Saturday, April 12, 2008
All my tubes and wires and careful notes
Couple of weeks ago, we visited Bob's brother Joe and his wife Jeannie at their place in the Blue Ridge Mountains. Joe and Jeannie make their living telling children stories with puppets (really! although it's a running joke that Joe is secretly a C.I.A. agent, as nobody can seriously support themselves as a puppeteer). Their house, consequently, is full of cool stuff. Musical instruments and picture books, juggling equipment, wigs, giant yoga balls, and puppets.
The kids were horsing around on the floor one afternoon, and one of them knocked over a heavy little cube wrapped in electrical tape. Instantly, about twelve strings of Christmas lights came on all over the room. A mercury switch! Magic! They played with that thing for an hour.
It reminded Bob and Joe of a weekend, decades ago, when Joe lent his Washington, D.C. apartment to their sister Anne and her husband. Joe wasn't at home when they arrived - late at night and after a long drive. Fumbling around in the dark, one of them kicked the mercury switch. Instantly, a million colored lights illuminated Joe's apartment, which was - as now - filled with many interesting objects, including a headless mannequin, around whom the lights were wrapped in an intimate way. The stereo came on, heartily pumping out "Jingle Bells" at full volume. Something mounted on a turntable started rotating. So Anne and Mike suddenly found themselves in a loud, luridly-lit Christmas funhouse in the middle of the night, with no idea how they had turned everything on, and no idea how to turn it all off.

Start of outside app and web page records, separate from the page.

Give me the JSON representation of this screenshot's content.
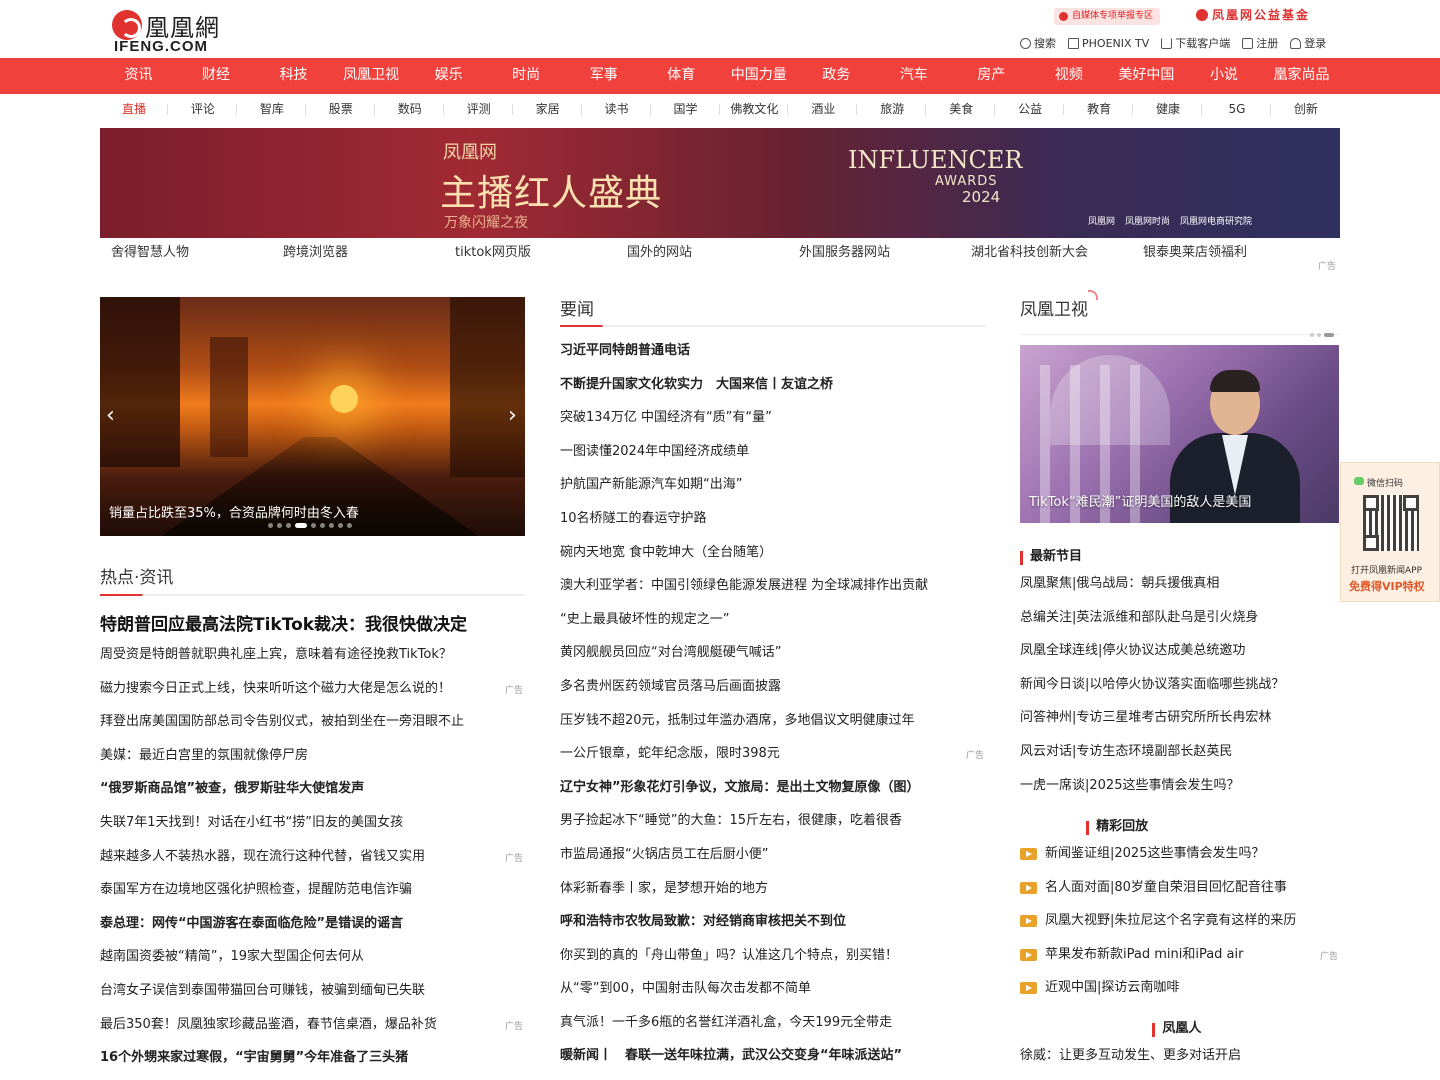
{
  "header": {
    "logo_cn": "凰凰網",
    "logo_en": "IFENG.COM",
    "report_badge": "自媒体专项举报专区",
    "fund": "凤凰网公益基金",
    "links": [
      {
        "icon": "search-icon",
        "label": "搜索"
      },
      {
        "icon": "tv-icon",
        "label": "PHOENIX TV"
      },
      {
        "icon": "download-icon",
        "label": "下载客户端"
      },
      {
        "icon": "register-icon",
        "label": "注册"
      },
      {
        "icon": "user-icon",
        "label": "登录"
      }
    ]
  },
  "main_nav": [
    "资讯",
    "财经",
    "科技",
    "凤凰卫视",
    "娱乐",
    "时尚",
    "军事",
    "体育",
    "中国力量",
    "政务",
    "汽车",
    "房产",
    "视频",
    "美好中国",
    "小说",
    "凰家尚品"
  ],
  "sub_nav": [
    "直播",
    "评论",
    "智库",
    "股票",
    "数码",
    "评测",
    "家居",
    "读书",
    "国学",
    "佛教文化",
    "酒业",
    "旅游",
    "美食",
    "公益",
    "教育",
    "健康",
    "5G",
    "创新"
  ],
  "banner": {
    "brand": "凤凰网",
    "title": "主播红人盛典",
    "subtitle": "万象闪耀之夜",
    "en_title": "INFLUENCER",
    "en_sub": "AWARDS",
    "year": "2024",
    "sponsors": [
      "凤凰网",
      "凤凰网时尚",
      "凤凰网电商研究院"
    ]
  },
  "ad_links": [
    "舍得智慧人物",
    "跨境浏览器",
    "tiktok网页版",
    "国外的网站",
    "外国服务器网站",
    "湖北省科技创新大会",
    "银泰奥莱店领福利"
  ],
  "ad_tag": "广告",
  "slider": {
    "caption": "销量占比跌至35%，合资品牌何时由冬入春",
    "prev": "‹",
    "next": "›"
  },
  "hot": {
    "title": "热点·资讯",
    "headline": "特朗普回应最高法院TikTok裁决：我很快做决定",
    "items": [
      {
        "text": "周受资是特朗普就职典礼座上宾，意味着有途径挽救TikTok？",
        "bold": false,
        "ad": false
      },
      {
        "text": "磁力搜索今日正式上线，快来听听这个磁力大佬是怎么说的！",
        "bold": false,
        "ad": true
      },
      {
        "text": "拜登出席美国国防部总司令告别仪式，被拍到坐在一旁泪眼不止",
        "bold": false,
        "ad": false
      },
      {
        "text": "美媒：最近白宫里的氛围就像停尸房",
        "bold": false,
        "ad": false
      },
      {
        "text": "“俄罗斯商品馆”被查，俄罗斯驻华大使馆发声",
        "bold": true,
        "ad": false
      },
      {
        "text": "失联7年1天找到！对话在小红书“捞”旧友的美国女孩",
        "bold": false,
        "ad": false
      },
      {
        "text": "越来越多人不装热水器，现在流行这种代替，省钱又实用",
        "bold": false,
        "ad": true
      },
      {
        "text": "泰国军方在边境地区强化护照检查，提醒防范电信诈骗",
        "bold": false,
        "ad": false
      },
      {
        "text": "泰总理：网传“中国游客在泰面临危险”是错误的谣言",
        "bold": true,
        "ad": false
      },
      {
        "text": "越南国资委被“精简”，19家大型国企何去何从",
        "bold": false,
        "ad": false
      },
      {
        "text": "台湾女子误信到泰国带猫回台可赚钱，被骗到缅甸已失联",
        "bold": false,
        "ad": false
      },
      {
        "text": "最后350套！凤凰独家珍藏品鉴酒，春节信桌酒，爆品补货",
        "bold": false,
        "ad": true
      },
      {
        "text": "16个外甥来家过寒假，“宇宙舅舅”今年准备了三头猪",
        "bold": true,
        "ad": false
      }
    ]
  },
  "yaowen": {
    "title": "要闻",
    "items": [
      {
        "text": "习近平同特朗普通电话",
        "bold": true,
        "ad": false
      },
      {
        "text": "不断提升国家文化软实力　大国来信丨友谊之桥",
        "bold": true,
        "ad": false
      },
      {
        "text": "突破134万亿 中国经济有“质”有“量”",
        "bold": false,
        "ad": false
      },
      {
        "text": "一图读懂2024年中国经济成绩单",
        "bold": false,
        "ad": false
      },
      {
        "text": "护航国产新能源汽车如期“出海”",
        "bold": false,
        "ad": false
      },
      {
        "text": "10名桥隧工的春运守护路",
        "bold": false,
        "ad": false
      },
      {
        "text": "碗内天地宽 食中乾坤大（全台随笔）",
        "bold": false,
        "ad": false
      },
      {
        "text": "澳大利亚学者：中国引领绿色能源发展进程 为全球减排作出贡献",
        "bold": false,
        "ad": false
      },
      {
        "text": "“史上最具破坏性的规定之一”",
        "bold": false,
        "ad": false
      },
      {
        "text": "黄冈舰舰员回应“对台湾舰艇硬气喊话”",
        "bold": false,
        "ad": false
      },
      {
        "text": "多名贵州医药领域官员落马后画面披露",
        "bold": false,
        "ad": false
      },
      {
        "text": "压岁钱不超20元，抵制过年滥办酒席，多地倡议文明健康过年",
        "bold": false,
        "ad": false
      },
      {
        "text": "一公斤银章，蛇年纪念版，限时398元",
        "bold": false,
        "ad": true
      },
      {
        "text": "辽宁女神”形象花灯引争议，文旅局：是出土文物复原像（图）",
        "bold": true,
        "ad": false
      },
      {
        "text": "男子捡起冰下“睡觉”的大鱼：15斤左右，很健康，吃着很香",
        "bold": false,
        "ad": false
      },
      {
        "text": "市监局通报“火锅店员工在后厨小便”",
        "bold": false,
        "ad": false
      },
      {
        "text": "体彩新春季丨家，是梦想开始的地方",
        "bold": false,
        "ad": false
      },
      {
        "text": "呼和浩特市农牧局致歉：对经销商审核把关不到位",
        "bold": true,
        "ad": false
      },
      {
        "text": "你买到的真的「舟山带鱼」吗？认准这几个特点，别买错！",
        "bold": false,
        "ad": false
      },
      {
        "text": "从“零”到00，中国射击队每次击发都不简单",
        "bold": false,
        "ad": false
      },
      {
        "text": "真气派！一千多6瓶的名誉红洋酒礼盒，今天199元全带走",
        "bold": false,
        "ad": false
      },
      {
        "text": "暖新闻丨　春联一送年味拉满，武汉公交变身“年味派送站”",
        "bold": true,
        "ad": false
      }
    ]
  },
  "tv": {
    "title": "凤凰卫视",
    "caption": "TikTok“难民潮”证明美国的敌人是美国",
    "latest_head": "最新节目",
    "latest": [
      "凤凰聚焦|俄乌战局：朝兵援俄真相",
      "总编关注|英法派维和部队赴乌是引火烧身",
      "凤凰全球连线|停火协议达成美总统邀功",
      "新闻今日谈|以哈停火协议落实面临哪些挑战？",
      "问答神州|专访三星堆考古研究所所长冉宏林",
      "风云对话|专访生态环境副部长赵英民",
      "一虎一席谈|2025这些事情会发生吗？"
    ],
    "replay_head": "精彩回放",
    "replay": [
      {
        "text": "新闻鉴证组|2025这些事情会发生吗？",
        "ad": false
      },
      {
        "text": "名人面对面|80岁童自荣泪目回忆配音往事",
        "ad": false
      },
      {
        "text": "凤凰大视野|朱拉尼这个名字竟有这样的来历",
        "ad": false
      },
      {
        "text": "苹果发布新款iPad mini和iPad air",
        "ad": true
      },
      {
        "text": "近观中国|探访云南咖啡",
        "ad": false
      }
    ],
    "people_head": "凤凰人",
    "people": [
      "徐威：让更多互动发生、更多对话开启"
    ]
  },
  "qr": {
    "scan": "微信扫码",
    "open": "打开凤凰新闻APP",
    "vip": "免费得VIP特权"
  }
}
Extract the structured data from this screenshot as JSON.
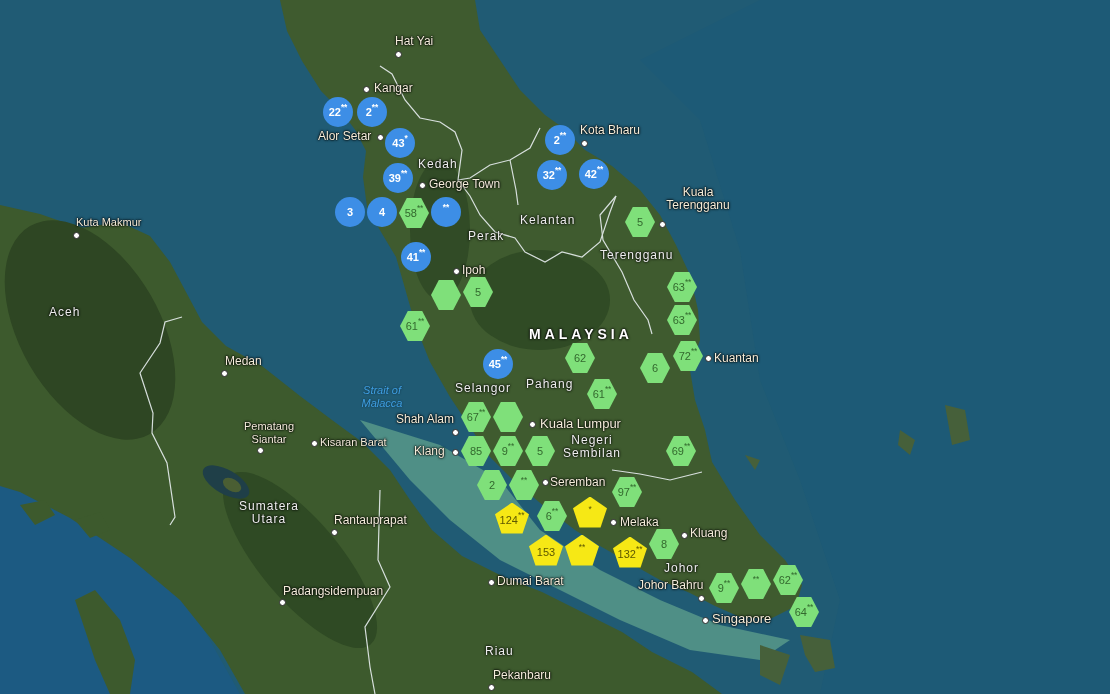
{
  "map": {
    "places": [
      {
        "kind": "city",
        "label": "Hat Yai"
      },
      {
        "kind": "city",
        "label": "Kangar"
      },
      {
        "kind": "city",
        "label": "Alor Setar"
      },
      {
        "kind": "city",
        "label": "Kota Bharu"
      },
      {
        "kind": "region",
        "label": "Kedah"
      },
      {
        "kind": "city",
        "label": "George Town"
      },
      {
        "kind": "city",
        "label": "Kuala Terengganu"
      },
      {
        "kind": "city",
        "label": "Kuta Makmur"
      },
      {
        "kind": "region",
        "label": "Kelantan"
      },
      {
        "kind": "region",
        "label": "Perak"
      },
      {
        "kind": "region",
        "label": "Terengganu"
      },
      {
        "kind": "city",
        "label": "Ipoh"
      },
      {
        "kind": "region",
        "label": "Aceh"
      },
      {
        "kind": "country",
        "label": "MALAYSIA"
      },
      {
        "kind": "city",
        "label": "Medan"
      },
      {
        "kind": "city",
        "label": "Kuantan"
      },
      {
        "kind": "sea",
        "label": "Strait of Malacca"
      },
      {
        "kind": "region",
        "label": "Selangor"
      },
      {
        "kind": "region",
        "label": "Pahang"
      },
      {
        "kind": "city",
        "label": "Shah Alam"
      },
      {
        "kind": "city",
        "label": "Pematang Siantar"
      },
      {
        "kind": "city",
        "label": "Kuala Lumpur"
      },
      {
        "kind": "city",
        "label": "Kisaran Barat"
      },
      {
        "kind": "city",
        "label": "Klang"
      },
      {
        "kind": "region",
        "label": "Negeri Sembilan"
      },
      {
        "kind": "city",
        "label": "Seremban"
      },
      {
        "kind": "region",
        "label": "Sumatera Utara"
      },
      {
        "kind": "city",
        "label": "Rantauprapat"
      },
      {
        "kind": "city",
        "label": "Melaka"
      },
      {
        "kind": "city",
        "label": "Kluang"
      },
      {
        "kind": "region",
        "label": "Johor"
      },
      {
        "kind": "city",
        "label": "Dumai Barat"
      },
      {
        "kind": "city",
        "label": "Padangsidempuan"
      },
      {
        "kind": "city",
        "label": "Johor Bahru"
      },
      {
        "kind": "city",
        "label": "Singapore"
      },
      {
        "kind": "region",
        "label": "Riau"
      },
      {
        "kind": "city",
        "label": "Pekanbaru"
      }
    ],
    "markers": [
      {
        "kind": "circle",
        "color": "#3d8ee6",
        "label": "22$^{**}$"
      },
      {
        "kind": "circle",
        "color": "#3d8ee6",
        "label": "2$^{**}$"
      },
      {
        "kind": "circle",
        "color": "#3d8ee6",
        "label": "43$^{*}$"
      },
      {
        "kind": "circle",
        "color": "#3d8ee6",
        "label": "2$^{**}$"
      },
      {
        "kind": "circle",
        "color": "#3d8ee6",
        "label": "39$^{**}$"
      },
      {
        "kind": "circle",
        "color": "#3d8ee6",
        "label": "32$^{**}$"
      },
      {
        "kind": "circle",
        "color": "#3d8ee6",
        "label": "42$^{**}$"
      },
      {
        "kind": "circle",
        "color": "#3d8ee6",
        "label": "3"
      },
      {
        "kind": "circle",
        "color": "#3d8ee6",
        "label": "4"
      },
      {
        "kind": "hexagon",
        "color": "#7fe07a",
        "label": "58$^{**}$"
      },
      {
        "kind": "circle",
        "color": "#3d8ee6",
        "label": "$^{**}$"
      },
      {
        "kind": "hexagon",
        "color": "#7fe07a",
        "label": "5"
      },
      {
        "kind": "circle",
        "color": "#3d8ee6",
        "label": "41$^{**}$"
      },
      {
        "kind": "hexagon",
        "color": "#7fe07a"
      },
      {
        "kind": "hexagon",
        "color": "#7fe07a",
        "label": "5"
      },
      {
        "kind": "hexagon",
        "color": "#7fe07a",
        "label": "63$^{**}$"
      },
      {
        "kind": "hexagon",
        "color": "#7fe07a",
        "label": "61$^{**}$"
      },
      {
        "kind": "hexagon",
        "color": "#7fe07a",
        "label": "63$^{**}$"
      },
      {
        "kind": "circle",
        "color": "#3d8ee6",
        "label": "45$^{**}$"
      },
      {
        "kind": "hexagon",
        "color": "#7fe07a",
        "label": "62"
      },
      {
        "kind": "hexagon",
        "color": "#7fe07a",
        "label": "6"
      },
      {
        "kind": "hexagon",
        "color": "#7fe07a",
        "label": "72$^{**}$"
      },
      {
        "kind": "hexagon",
        "color": "#7fe07a",
        "label": "61$^{**}$"
      },
      {
        "kind": "hexagon",
        "color": "#7fe07a",
        "label": "67$^{**}$"
      },
      {
        "kind": "hexagon",
        "color": "#7fe07a"
      },
      {
        "kind": "hexagon",
        "color": "#7fe07a",
        "label": "85"
      },
      {
        "kind": "hexagon",
        "color": "#7fe07a",
        "label": "9$^{**}$"
      },
      {
        "kind": "hexagon",
        "color": "#7fe07a",
        "label": "5"
      },
      {
        "kind": "hexagon",
        "color": "#7fe07a",
        "label": "69$^{**}$"
      },
      {
        "kind": "hexagon",
        "color": "#7fe07a",
        "label": "2"
      },
      {
        "kind": "hexagon",
        "color": "#7fe07a",
        "label": "$^{**}$"
      },
      {
        "kind": "hexagon",
        "color": "#7fe07a",
        "label": "97$^{**}$"
      },
      {
        "kind": "pentagon",
        "color": "#f6e815",
        "label": "124$^{**}$"
      },
      {
        "kind": "hexagon",
        "color": "#7fe07a",
        "label": "6$^{**}$"
      },
      {
        "kind": "pentagon",
        "color": "#f6e815",
        "label": "$^{*}$"
      },
      {
        "kind": "pentagon",
        "color": "#f6e815",
        "label": "153"
      },
      {
        "kind": "pentagon",
        "color": "#f6e815",
        "label": "$^{**}$"
      },
      {
        "kind": "pentagon",
        "color": "#f6e815",
        "label": "132$^{**}$"
      },
      {
        "kind": "hexagon",
        "color": "#7fe07a",
        "label": "8"
      },
      {
        "kind": "hexagon",
        "color": "#7fe07a",
        "label": "9$^{**}$"
      },
      {
        "kind": "hexagon",
        "color": "#7fe07a",
        "label": "$^{**}$"
      },
      {
        "kind": "hexagon",
        "color": "#7fe07a",
        "label": "62$^{**}$"
      },
      {
        "kind": "hexagon",
        "color": "#7fe07a",
        "label": "64$^{**}$"
      }
    ]
  }
}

This story reminded me of a weekend, easily ten years ago, when Bob and I stayed at my parents' house when they were out of town. I know that house pretty well - I grew up in it - so I know the little quirks. I know how to work the security system and which lights are on timers. My dad enjoys fiddling around with technology. I showed Bob the lightswitch in the downstairs bathroom that operates on a motion sensor.
The first morning we were there, my dad's alarm clock went off - loudly - at 6am. When Bob ventured into my parents' bedroom to see about turning it off, he couldn't find the lightswitch. Sliding his hands around the wall in an increasing panic, all he found was a blank switchplate. "Aha!" he thought. "Motion sensor!" So he stood in the middle of the room waving his arms in wide swings, as if he were trying to flag down a truck on a dark country highway.
After a minute of this, he thought, "Wait, he's not going to put a motion sensor in the bedroom - the light would go on every time you rolled over in bed." Then he thought of Dad's security system and froze. It was JUST possible that my slightly paranoid father might have installed motion-sensitive video cameras around the house in case of a break-in.
In which case he would arrive home to footage of his not-yet son-in-law standing in the middle of his own bedroom, nude, waving his arms like a pornographic snow angel.